Monday, December 24, 2012
I found myself on the misunderstood side of a misunderstanding recently. One of the things that I've addressed in therapy on a number of occasions is this quirk I have about not being understood. I can't stand it when someone doesn't get me or they misinterpret something I've said, written or posted on Facebook. This little treatise is an attempt to clarify such a misunderstanding.
First off, I'm a guy. Guys are visual creatures. We're easily distracted by a pretty face or a curvaceous figure. However, some guys allow themselves to be ashamed by this. To confuse the appreciation of the human form (male or female)—or even a pretty face—with objectification. Admittedly, others do indulge in it and do objectify people.
I took the liberty of polling some close friends. I asked them if they ever perceived me as someone who objectifies women. The general response to my query was, "No." However, there were a couple of caveats. That someone who doesn't know me as well as they do might misconstrue something that I say or post or "like" on Facebook in that way.
This seems to be what has happened in reference to the aforementioned misunderstanding. Not once but twice. The first misunderstanding had to do with someone who thought that I didn't respect women because I subscribe to a few pages on Facebook that celebrate what I think of as unconventional beauty. One of them is the Facebook presence for a web site called "Suicide Girls." These are "alternative" models. Women with tattoos, body piercings and unusually colored hair. The web site itself is adult in nature because many of the photo sets include nude "pin-ups."
I do not subscribe to the web site. I honestly have no interest in seeing nude photos of these women but I'm happy to see the more "modest"—if you will—samples that they share on their Facebook page. Yeah, they're in lingerie, swimsuits and are generally scantily clad (the better to show off their tattoo artwork) but there's something to be said for "leaving something to the imagination," as they say. Though I honestly don't find my imagination going there. I just appreciate what I see. Yes, the pretty faces. Yes, the attractive figures. But also the artwork, the hair, the jewelry, the way that these women take charge of their identities and express themselves.
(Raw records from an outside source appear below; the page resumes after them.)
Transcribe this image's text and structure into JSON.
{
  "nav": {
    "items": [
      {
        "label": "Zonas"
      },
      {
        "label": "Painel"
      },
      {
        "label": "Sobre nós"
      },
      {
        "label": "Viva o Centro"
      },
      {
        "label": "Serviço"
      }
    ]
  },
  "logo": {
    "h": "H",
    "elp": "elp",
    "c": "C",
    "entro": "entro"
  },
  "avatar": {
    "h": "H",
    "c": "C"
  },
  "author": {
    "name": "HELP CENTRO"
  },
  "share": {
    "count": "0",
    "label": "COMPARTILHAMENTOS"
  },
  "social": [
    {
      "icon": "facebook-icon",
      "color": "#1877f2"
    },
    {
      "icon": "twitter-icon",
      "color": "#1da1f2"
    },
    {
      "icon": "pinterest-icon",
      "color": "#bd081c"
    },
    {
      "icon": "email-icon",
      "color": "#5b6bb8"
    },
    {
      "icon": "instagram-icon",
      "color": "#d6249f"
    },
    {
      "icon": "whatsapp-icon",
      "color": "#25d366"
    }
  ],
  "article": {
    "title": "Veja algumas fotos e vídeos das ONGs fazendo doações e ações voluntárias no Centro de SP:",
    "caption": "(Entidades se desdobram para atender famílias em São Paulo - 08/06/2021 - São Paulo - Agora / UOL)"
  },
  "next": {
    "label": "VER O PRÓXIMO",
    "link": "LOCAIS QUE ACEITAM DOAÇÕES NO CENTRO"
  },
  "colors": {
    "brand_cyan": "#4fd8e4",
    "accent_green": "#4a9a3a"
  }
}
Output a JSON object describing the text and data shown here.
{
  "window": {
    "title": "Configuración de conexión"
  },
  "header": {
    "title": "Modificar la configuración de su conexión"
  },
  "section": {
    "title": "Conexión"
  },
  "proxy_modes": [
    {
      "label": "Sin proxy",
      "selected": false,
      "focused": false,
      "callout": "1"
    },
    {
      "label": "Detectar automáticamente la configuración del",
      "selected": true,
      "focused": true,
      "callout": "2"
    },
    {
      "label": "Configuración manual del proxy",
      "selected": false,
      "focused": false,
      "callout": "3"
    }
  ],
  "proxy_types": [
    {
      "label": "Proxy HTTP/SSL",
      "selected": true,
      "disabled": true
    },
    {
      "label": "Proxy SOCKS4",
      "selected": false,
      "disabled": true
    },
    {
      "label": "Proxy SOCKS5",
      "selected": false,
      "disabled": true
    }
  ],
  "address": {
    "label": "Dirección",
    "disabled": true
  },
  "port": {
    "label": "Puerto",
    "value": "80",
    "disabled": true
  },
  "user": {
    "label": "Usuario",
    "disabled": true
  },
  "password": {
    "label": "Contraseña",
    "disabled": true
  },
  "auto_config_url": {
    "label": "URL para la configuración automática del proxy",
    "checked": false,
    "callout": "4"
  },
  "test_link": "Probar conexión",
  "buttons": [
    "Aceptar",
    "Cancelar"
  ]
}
I love their sense of individualism and the courage they have in expressing it.
Another page I subscribe to is simply called "Curvy is Beautiful." This page rejects modern standards of "beauty"—i.e. stick-thin supermodels—in favor of ideals that are historically more appreciative of the genuine female form. Not just the hourglass figure but reflecting what the average woman is really like physically and declaring that they are beautiful just the way they are and that they don't have to subscribe to unrealistic—and often unhealthy—standards of beauty.
Unfortunately, some people still think that "curvy" is synonymous with "fat." I disagree.
Which brings me to the next misunderstanding.
"Curvy is Beautiful" posted a picture that really appealed to me and I decided to share it on my Facebook timeline. It was of an anime-style illustration of a curvaceous girl in glasses and said, "I like my girls nerdy, dirty and curvy."
This wound up hurting the feelings of a friend of mine who thought that I was posting it about her. While she does wear glasses and is curvaceous, I don't think of her as "dirty" and she was very adamant that she wasn't.
Though I do think the word "dirty" can be interpreted in different ways. Within the context of that particular picture, I thought of it as referring more to open-mindedness and not being offended by things that others might consider dirty. Others being a more prudish type of person. I feel I should say here that my friend is definitely not a prude.
Another source of tension and misunderstanding was a remark I made about eye glasses. I said to my friend that I had an appreciation for girls who wear glasses and that it was "almost a fetish."
I said "almost" because I don't get a weird sexual thrill from eye-glasses, I just appreciate them on a pretty girl. Glasses make people look studious and inquisitive and I find that very appealing. But my friend heard the word "fetish" and seemed to come under the impression that I was objectifying her. I tried my best to assure her that I wasn't.
She also said to me, "On the inside I'm not a fat girl with glasses. Those are really not things I pride myself in."
Of course, I know that isn't who she is on the inside. I just wanted her to know that I think she's beautiful just the way she is.
This all begs the question of where one draws the line between appreciation and objectification. Personally, I think it's in the heart of the individual. I know what's in my heart and when I see a pretty face or express appreciation for something quirky or unique about a person, I know I'm not objectifying them. Of course, I can't control what other people think or how they perceive things. I just hope that this explanation helps others to understand more about me and the way I think.
Saturday, September 29, 2012
I don't use Facebook as often as others do. It's primarily a networking tool for me. But I see a lot of other people who talked about their day and share a lot of their lives on Facebook. It makes me wonder if Facebooking can count as journaling.